128 Amy Zhang & Barry Black USA/USA
129 Selena & Alberto Hoyos USA/USA
130 Sarah La rocca & Lexa Rosean USA/USA
131 Ninah Beliavsky & Joseph Samaha USA/France

Antoinette and Johnny

Antoinette and Johnny

Valorie greets Amy

Valorie greets Amy

Pawel and Emily

Pawel and Emily

Valorie with Alberto Hoyos from Orlando, FL

Valorie with Alberto Hoyos from Orlando, FL

The format of the competition called for three rounds of four couples each dancing three tangos. DJ Carlos Quiroga spun Di Sarli, Biagi and Malerba pieces selected by judges Torres and Cervila.

But first the participants were introduced to the audience and had a warm up dance.


Video courtesy of RoseUnderMyWindow

At this point we haven’t been able to secure videos of our own round, but here is a sample of what it looked like had you been there.


128 Amy Zheng & Barry Black – USA/USA, 129 Selena & Alberto Hoyos – USA/USA, 130 Sarah La rocca & Lexa Rosean – USA/USA, 131 Ninah Beliavsky & Joseph Samaha – USA/FRANCE

The Judging Panel would be judging 4 different areas: musicality, circulation, walking style and the consistency of the embrace

The 2009 Official Judges: , Junior Cervila, Guillermina Quiroga and Jorge Torres

After the rounds were danced, the judges retired to deliberate and when they came back we heard the names of those who would return the next day. We did it. Our happiness was beyond description. We were among the finalists who will be dancing for the championship Friday night at Stepping Out Studios in Manhattan.

The hope endures, and the dream lives on.

2009 Salon Finalists

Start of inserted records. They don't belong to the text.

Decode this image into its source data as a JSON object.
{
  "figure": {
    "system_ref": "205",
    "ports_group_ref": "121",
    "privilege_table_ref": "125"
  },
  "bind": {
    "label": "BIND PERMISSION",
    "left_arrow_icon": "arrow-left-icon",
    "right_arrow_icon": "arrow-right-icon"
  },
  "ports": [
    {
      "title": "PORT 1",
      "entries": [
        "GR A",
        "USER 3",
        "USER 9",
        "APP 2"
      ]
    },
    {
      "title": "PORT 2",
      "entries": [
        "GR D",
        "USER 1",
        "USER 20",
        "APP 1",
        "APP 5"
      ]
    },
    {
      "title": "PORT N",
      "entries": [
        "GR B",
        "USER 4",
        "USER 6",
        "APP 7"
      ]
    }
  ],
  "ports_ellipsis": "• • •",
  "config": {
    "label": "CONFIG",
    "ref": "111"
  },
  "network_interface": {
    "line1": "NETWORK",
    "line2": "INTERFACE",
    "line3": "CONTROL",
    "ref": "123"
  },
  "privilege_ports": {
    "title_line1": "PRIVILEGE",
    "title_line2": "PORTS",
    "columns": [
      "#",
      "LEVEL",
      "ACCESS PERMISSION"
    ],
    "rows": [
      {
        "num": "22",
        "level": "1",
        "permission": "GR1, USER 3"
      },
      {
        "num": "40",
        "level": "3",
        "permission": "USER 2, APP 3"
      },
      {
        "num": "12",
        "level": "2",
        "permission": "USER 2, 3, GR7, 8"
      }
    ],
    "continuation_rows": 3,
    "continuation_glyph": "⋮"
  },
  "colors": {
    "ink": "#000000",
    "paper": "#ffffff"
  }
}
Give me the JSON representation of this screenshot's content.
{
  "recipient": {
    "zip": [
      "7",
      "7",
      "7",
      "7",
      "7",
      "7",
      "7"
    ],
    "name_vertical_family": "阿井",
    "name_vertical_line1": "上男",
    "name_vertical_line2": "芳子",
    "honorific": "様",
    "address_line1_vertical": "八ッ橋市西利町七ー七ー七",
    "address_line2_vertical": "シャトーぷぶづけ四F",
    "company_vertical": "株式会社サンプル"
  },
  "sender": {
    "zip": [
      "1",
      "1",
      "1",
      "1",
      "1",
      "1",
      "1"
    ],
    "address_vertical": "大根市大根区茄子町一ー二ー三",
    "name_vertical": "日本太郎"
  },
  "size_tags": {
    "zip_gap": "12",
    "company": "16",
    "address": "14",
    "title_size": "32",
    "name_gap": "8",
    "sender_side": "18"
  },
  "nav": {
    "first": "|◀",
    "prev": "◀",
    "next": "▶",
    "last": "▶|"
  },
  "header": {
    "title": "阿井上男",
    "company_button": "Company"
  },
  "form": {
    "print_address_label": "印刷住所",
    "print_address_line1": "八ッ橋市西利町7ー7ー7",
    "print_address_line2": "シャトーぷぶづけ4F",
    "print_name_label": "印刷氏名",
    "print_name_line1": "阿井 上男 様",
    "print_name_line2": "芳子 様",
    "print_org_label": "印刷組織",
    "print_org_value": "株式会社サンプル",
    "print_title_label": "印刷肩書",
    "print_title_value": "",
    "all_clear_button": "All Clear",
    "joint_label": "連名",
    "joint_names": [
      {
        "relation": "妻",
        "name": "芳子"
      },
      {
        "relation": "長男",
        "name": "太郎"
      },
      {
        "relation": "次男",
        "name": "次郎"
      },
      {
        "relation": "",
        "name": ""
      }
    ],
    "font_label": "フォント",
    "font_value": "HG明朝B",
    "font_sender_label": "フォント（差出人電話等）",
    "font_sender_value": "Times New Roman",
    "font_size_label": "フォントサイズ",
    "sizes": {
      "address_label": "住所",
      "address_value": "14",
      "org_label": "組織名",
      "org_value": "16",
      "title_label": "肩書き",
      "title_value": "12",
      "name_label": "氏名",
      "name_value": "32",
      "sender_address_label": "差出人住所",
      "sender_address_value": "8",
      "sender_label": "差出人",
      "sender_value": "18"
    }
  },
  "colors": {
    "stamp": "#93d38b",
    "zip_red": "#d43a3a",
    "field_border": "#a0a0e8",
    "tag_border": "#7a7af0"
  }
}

120 Valorie Hart & Alberto Paz USA/USA
123 Emily Vartanian & Pawel Cheda USA/Poland
124 Antoinette Tomai & Johnny Tablada USA/USA
125 Catherine Nicodemo & Edmund Fu USA/USA
128 Amy Zhang & Barry Black USA/USA
129 Selena & Alberto Hoyos USA/USA
130 Sarah La rocca & Lexa Rosean USA/USA
131 Ninah Beliavsky & Joseph Samaha USA/France